In the Jets’ first matchup with the Patriots, Rhamondre Stevenson logged 83 yards after contact, including one 35-yard gain on which he gashed the Jets’ safeties. In that game, the Jets’ defensive tackles, Williams, Rankins, and Shepherd, had one stop each. They’re going to need more than that to contain Stevenson and Mac Jones, who ran for several key first downs in the first matchup.
There are two big questions to answer regarding Smart’s ability to produce a tangible impact in this game. One is whether preseason means anything. After all, Micheal Clemons was a beast in the preseason, and although he’s played nicely for a rookie and made several impact plays, he does not look nearly like the man-among-boys that he appeared to be in the preseason.
More importantly, what do the Jets think about how the preseason can and will translate to the regular season? Clearly, they’re not as enamored of Smart as the fans are. However, they must think something of him to have elevated him from the practice squad rather than, say, bringing up Jonathan Marshall or rolling with John Franklin-Myers inside. (JFM has a 20.8% pressure rate in true pass sets this season, although it’s unclear what the breakdown is among his snaps inside and outside.)
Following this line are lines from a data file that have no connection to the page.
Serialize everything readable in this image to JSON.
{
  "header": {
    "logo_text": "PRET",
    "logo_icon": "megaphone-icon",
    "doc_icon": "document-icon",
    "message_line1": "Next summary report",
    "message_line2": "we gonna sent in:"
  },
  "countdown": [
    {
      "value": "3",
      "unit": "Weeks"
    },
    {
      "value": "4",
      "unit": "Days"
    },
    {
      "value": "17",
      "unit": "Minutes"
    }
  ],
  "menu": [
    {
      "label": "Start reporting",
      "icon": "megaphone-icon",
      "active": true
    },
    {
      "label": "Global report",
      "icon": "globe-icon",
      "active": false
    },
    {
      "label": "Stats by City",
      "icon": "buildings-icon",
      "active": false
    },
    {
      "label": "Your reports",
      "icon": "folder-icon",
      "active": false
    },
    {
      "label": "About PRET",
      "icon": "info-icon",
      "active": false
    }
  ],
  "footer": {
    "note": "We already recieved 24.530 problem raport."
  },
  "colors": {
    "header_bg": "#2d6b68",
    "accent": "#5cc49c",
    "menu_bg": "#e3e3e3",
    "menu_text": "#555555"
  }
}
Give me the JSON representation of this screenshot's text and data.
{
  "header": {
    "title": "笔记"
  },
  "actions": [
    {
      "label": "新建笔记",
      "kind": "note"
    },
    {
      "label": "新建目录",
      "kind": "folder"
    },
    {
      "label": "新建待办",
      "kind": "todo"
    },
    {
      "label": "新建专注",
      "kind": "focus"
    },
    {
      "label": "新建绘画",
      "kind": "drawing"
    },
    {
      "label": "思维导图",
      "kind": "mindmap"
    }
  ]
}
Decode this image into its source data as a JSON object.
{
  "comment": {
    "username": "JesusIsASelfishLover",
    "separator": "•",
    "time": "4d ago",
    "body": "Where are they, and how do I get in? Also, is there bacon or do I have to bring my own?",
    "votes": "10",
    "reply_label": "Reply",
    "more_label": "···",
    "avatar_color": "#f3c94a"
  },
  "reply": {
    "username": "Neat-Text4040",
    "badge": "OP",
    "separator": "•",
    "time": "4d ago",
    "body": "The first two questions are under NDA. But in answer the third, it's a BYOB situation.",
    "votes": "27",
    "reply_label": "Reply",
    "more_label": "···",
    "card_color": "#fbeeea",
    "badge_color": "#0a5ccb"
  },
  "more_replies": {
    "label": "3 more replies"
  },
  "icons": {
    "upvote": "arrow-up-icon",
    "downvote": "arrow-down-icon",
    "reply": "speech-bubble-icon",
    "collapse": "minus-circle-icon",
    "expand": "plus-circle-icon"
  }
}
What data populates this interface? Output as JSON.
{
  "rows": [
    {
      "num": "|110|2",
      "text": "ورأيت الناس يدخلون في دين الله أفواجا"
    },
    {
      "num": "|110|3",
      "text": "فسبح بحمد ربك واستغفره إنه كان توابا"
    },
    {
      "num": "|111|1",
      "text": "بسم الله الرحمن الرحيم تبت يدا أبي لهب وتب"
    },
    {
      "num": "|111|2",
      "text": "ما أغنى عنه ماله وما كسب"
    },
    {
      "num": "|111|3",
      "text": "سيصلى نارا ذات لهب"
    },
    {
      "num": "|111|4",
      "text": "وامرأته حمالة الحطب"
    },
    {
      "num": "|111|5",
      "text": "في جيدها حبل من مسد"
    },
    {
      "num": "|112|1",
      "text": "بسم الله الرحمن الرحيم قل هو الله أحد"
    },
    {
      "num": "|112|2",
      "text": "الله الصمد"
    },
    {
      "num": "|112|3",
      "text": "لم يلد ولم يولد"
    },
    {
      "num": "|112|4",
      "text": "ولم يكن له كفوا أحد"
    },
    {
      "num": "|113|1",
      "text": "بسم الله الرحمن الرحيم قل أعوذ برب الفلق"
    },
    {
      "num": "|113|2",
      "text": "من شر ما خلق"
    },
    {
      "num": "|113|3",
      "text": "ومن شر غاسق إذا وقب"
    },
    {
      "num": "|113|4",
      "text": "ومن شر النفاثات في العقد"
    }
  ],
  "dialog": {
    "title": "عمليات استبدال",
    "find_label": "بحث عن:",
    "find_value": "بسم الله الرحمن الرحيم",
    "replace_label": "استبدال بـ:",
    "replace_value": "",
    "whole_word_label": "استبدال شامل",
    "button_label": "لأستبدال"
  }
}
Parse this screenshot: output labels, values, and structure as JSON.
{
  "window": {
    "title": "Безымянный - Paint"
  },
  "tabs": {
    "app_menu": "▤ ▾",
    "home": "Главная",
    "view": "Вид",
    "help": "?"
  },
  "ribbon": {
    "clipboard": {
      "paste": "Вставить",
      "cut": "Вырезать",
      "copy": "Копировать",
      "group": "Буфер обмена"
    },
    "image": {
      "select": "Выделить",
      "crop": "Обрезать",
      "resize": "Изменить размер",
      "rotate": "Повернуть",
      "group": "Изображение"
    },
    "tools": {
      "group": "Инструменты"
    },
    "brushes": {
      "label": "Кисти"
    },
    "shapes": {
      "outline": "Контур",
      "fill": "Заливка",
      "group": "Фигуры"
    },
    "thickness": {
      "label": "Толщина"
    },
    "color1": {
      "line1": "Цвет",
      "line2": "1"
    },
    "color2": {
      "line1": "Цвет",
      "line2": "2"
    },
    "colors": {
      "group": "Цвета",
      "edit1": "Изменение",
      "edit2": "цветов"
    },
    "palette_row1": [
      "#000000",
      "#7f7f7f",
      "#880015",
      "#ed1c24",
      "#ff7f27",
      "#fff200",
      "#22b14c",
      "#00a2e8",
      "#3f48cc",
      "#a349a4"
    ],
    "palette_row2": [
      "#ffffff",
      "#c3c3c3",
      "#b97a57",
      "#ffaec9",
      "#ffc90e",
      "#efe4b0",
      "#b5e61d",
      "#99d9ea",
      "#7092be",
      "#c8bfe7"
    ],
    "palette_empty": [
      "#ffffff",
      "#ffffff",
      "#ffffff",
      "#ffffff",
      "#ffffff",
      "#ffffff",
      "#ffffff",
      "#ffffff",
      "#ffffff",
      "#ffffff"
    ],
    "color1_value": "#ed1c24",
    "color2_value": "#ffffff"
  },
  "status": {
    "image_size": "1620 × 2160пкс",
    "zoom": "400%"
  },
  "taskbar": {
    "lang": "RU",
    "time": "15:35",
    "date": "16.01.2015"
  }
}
Personally, I would like to see what Smart can do. Nathan Shepherd has had a sneakily strong season; I owe him an apology after questioning the Jets’ coaching staff for keeping him on board. That being said, Solomon Thomas has not done much (other than getting his hand in Josh Allen’s face on a nice play against Buffalo), and I would like to see Smart take at least a portion of his snaps, as well as some of Rankins’s.
If the Jets are not going to shift JFM inside more frequently, it would be wise to see whether Smart can make an impact in Rankins’s absence. They know what they have in their other guys. While David Andrews’s return to the Patriots’ lineup creates a tougher matchup for the Jets’ interior line, Smart still deserves the opportunity to play.
How the Jets deploy their defensive line has been a fascinating season-long storyline. After a rough start, Jeff Ulbrich (another man to whom I owe an apology) has earned trust due to the overall production of the different pieces on the line. Let’s see what he thinks about Smart.